For almost a decade, Japanese runners have accounted for more than half of each year's marathon field. In 1994 and '95, about 21,000 Japanese runners participated in the marathon, which has averaged 30,000 runners since 1992.

Current figures are still down 38 percent from last year, when the association received 14,282 entries from Japan.

"We suspect that, given the circumstances and uncertainty, no one really wants to make the commitment and expenditures to travel until they know what the traveling environment is like and feel comfortable with it," said Joseph Toy, President of Hospitality Advisors LLC.

The Honolulu Marathon Association has had a long-standing relationship with Japan, which may have helped boost confidence in these uncertain times.

"I think it's a combination of people feel safer and our relationship with Japan," Barahal said. "They have confidence in our ability to put on a good event."

The recent surge in entries from Japan also show a renewed confidence in travel and security.

"And the fact that this is a marathon, a specific event, gives people more reason to come than just to vacation in Hawai'i," Barahal said. "It's slightly more serious and less frivolous."

He added that the event is a way for people to make a personal statement after the Sept. 11 attacks that had the nation worried and grieving.

"It's what you can do on a personal level to show that nothing can stop you," he said. "It's one thing for the president to say Americans should live their lives. It's another thing to demonstrate your determination not to be stopped. The marathon is an opportunity to really do something, make a statement to the world and to yourself."

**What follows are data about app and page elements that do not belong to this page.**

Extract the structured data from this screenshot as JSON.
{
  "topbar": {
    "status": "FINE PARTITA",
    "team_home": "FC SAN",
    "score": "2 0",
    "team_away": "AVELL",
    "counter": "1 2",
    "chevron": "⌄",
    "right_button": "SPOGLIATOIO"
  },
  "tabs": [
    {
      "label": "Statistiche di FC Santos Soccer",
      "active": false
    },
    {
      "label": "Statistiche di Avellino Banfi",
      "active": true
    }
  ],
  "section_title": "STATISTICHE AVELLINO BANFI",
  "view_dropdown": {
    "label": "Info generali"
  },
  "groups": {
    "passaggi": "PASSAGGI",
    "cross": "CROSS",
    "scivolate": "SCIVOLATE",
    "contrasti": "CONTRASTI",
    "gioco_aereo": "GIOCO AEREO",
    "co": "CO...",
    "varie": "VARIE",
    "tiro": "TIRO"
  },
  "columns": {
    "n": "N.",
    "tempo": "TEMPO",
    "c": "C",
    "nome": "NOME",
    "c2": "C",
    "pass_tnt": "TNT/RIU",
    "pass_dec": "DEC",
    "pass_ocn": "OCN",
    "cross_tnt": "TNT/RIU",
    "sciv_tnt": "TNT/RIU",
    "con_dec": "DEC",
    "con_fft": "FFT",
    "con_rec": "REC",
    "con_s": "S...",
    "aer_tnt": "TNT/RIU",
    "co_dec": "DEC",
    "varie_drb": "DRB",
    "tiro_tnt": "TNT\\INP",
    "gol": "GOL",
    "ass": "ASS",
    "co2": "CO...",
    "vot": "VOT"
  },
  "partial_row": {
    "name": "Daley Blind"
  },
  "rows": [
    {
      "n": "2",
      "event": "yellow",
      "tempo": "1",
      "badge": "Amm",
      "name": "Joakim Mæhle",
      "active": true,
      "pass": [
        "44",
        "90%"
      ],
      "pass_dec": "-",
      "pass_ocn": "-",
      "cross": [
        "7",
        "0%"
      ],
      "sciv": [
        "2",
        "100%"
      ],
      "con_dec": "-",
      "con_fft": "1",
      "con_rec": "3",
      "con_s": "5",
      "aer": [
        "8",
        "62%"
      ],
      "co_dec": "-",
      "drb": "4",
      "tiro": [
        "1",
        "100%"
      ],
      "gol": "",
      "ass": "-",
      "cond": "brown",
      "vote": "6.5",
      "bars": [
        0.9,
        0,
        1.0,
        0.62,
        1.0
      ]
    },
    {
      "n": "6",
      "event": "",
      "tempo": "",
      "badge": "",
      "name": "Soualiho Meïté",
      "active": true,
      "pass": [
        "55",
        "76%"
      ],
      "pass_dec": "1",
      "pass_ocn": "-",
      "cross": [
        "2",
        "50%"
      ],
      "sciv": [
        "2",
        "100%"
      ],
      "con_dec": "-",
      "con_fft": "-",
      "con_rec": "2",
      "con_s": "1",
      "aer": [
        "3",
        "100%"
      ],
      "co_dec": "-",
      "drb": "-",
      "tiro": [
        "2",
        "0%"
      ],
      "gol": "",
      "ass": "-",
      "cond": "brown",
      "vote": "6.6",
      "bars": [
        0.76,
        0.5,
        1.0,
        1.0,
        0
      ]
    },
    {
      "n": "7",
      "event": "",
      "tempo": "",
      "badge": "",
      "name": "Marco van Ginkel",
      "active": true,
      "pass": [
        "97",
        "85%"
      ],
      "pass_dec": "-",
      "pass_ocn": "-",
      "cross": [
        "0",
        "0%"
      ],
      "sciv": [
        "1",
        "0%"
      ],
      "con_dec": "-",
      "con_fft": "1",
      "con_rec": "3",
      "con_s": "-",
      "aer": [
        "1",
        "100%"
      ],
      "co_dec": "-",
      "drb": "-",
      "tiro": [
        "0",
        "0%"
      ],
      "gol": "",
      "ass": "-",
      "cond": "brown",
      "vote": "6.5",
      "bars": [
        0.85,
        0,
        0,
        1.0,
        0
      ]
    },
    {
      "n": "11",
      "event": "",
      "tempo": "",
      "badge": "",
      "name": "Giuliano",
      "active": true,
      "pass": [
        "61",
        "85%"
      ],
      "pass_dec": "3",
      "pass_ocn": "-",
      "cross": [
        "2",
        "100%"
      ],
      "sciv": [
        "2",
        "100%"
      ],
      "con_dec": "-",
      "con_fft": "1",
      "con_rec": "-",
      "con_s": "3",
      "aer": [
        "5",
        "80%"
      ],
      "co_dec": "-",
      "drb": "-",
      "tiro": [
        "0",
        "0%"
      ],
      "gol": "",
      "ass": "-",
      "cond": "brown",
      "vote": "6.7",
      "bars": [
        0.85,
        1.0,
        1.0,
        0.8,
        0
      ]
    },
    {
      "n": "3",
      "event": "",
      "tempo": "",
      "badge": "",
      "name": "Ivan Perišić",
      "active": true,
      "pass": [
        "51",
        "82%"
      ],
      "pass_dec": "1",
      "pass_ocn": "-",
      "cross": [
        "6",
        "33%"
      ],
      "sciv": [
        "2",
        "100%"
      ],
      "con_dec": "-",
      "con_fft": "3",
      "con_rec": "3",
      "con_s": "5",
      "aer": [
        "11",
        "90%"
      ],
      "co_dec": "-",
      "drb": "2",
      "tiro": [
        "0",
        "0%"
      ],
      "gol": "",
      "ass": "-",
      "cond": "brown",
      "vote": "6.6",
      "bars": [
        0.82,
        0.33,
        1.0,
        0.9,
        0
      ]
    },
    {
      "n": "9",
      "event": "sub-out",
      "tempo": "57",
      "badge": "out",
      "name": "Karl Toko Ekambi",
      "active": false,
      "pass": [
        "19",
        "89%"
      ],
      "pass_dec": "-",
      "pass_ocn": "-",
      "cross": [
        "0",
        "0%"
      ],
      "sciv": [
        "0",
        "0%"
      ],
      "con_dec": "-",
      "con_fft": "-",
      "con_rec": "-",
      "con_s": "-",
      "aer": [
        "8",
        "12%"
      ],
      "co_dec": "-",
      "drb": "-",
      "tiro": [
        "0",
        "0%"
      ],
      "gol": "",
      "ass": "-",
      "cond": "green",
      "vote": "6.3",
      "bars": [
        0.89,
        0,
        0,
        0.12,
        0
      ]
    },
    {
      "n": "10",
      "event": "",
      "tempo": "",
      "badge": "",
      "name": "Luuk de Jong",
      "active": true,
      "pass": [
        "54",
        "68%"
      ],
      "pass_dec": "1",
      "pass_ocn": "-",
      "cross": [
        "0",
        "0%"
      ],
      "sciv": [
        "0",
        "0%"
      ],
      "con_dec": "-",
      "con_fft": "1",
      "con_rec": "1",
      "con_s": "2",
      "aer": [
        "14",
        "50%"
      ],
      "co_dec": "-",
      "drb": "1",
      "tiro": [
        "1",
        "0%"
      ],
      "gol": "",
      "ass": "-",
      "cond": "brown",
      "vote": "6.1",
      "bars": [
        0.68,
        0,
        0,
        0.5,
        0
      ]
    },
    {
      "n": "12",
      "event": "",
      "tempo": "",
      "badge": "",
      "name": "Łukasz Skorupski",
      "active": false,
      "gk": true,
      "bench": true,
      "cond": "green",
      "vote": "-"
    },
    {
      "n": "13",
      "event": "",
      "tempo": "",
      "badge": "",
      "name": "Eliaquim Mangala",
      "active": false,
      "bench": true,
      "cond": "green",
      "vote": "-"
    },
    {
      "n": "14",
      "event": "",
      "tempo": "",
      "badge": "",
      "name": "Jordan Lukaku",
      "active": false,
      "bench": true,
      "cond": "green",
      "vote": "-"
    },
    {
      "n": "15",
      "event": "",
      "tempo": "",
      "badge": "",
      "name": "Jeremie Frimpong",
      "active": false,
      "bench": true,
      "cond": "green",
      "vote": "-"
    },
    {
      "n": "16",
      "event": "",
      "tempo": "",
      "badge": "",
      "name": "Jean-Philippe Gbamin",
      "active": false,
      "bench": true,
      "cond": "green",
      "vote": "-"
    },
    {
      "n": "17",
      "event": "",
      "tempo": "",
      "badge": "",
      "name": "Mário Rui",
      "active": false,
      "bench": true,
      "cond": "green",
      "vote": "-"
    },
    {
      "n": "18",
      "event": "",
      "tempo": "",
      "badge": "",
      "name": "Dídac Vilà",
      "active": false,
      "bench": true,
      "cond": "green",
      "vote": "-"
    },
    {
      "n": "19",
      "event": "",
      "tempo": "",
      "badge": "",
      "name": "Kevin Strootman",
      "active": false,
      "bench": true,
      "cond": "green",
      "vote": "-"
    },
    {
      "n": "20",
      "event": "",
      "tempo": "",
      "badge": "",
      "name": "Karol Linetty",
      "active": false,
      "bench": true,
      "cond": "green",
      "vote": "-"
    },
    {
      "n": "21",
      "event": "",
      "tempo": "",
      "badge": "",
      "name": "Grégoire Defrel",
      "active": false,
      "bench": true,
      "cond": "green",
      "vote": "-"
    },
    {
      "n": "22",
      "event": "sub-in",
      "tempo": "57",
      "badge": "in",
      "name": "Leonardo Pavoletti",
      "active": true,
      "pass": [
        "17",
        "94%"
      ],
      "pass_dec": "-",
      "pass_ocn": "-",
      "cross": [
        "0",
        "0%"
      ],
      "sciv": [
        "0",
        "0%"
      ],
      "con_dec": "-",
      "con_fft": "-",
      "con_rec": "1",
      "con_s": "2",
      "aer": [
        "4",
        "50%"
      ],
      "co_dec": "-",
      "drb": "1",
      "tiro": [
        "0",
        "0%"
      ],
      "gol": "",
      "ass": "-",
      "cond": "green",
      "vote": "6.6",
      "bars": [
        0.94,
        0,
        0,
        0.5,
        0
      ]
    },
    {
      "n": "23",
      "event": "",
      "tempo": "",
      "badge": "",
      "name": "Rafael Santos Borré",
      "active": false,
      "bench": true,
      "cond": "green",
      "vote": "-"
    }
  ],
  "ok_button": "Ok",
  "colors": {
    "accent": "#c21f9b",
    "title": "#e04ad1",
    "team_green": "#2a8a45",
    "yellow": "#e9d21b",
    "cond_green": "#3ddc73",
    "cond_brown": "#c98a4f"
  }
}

As of yesterday, 21,604 were registered with officials expecting the total to reach 22,000. Only walk-up entries are being accepted. Last year's prerace total was 26,465.

• Finish line: Though entries from Japan are down from last year, Mainland entries are up. To date, the association has received about 7,000 entries, an increase from about 4,500 from last year. Honolulu Marathon Association president Jim Barahal said interest and participation has been on the upswing since working with large charity groups for leukemia, AIDS and arthritis, which raise funds through participation in the marathon. "It's really an opportunity for people to make a commitment to helping others," Barahal said.

Outspoken author and journalist and ESPN.com columnist Hunter Thompson will cover the Honolulu Marathon again, reportedly to scout locations for filming his book, "The Curse of Lono." Actor-director Sean Penn is here with Thompson, also to scout locations on O'ahu.

This is the second year marathon runners will use the Champion Chip, a microchip tied into the runners' shoelaces that tracks their times. The microchips clock more accurate times, as the clock starts for each runner when the runner crosses the starting line. (Not being in the front of the pack won't hurt the runner, who loses seconds before reaching the starting line.).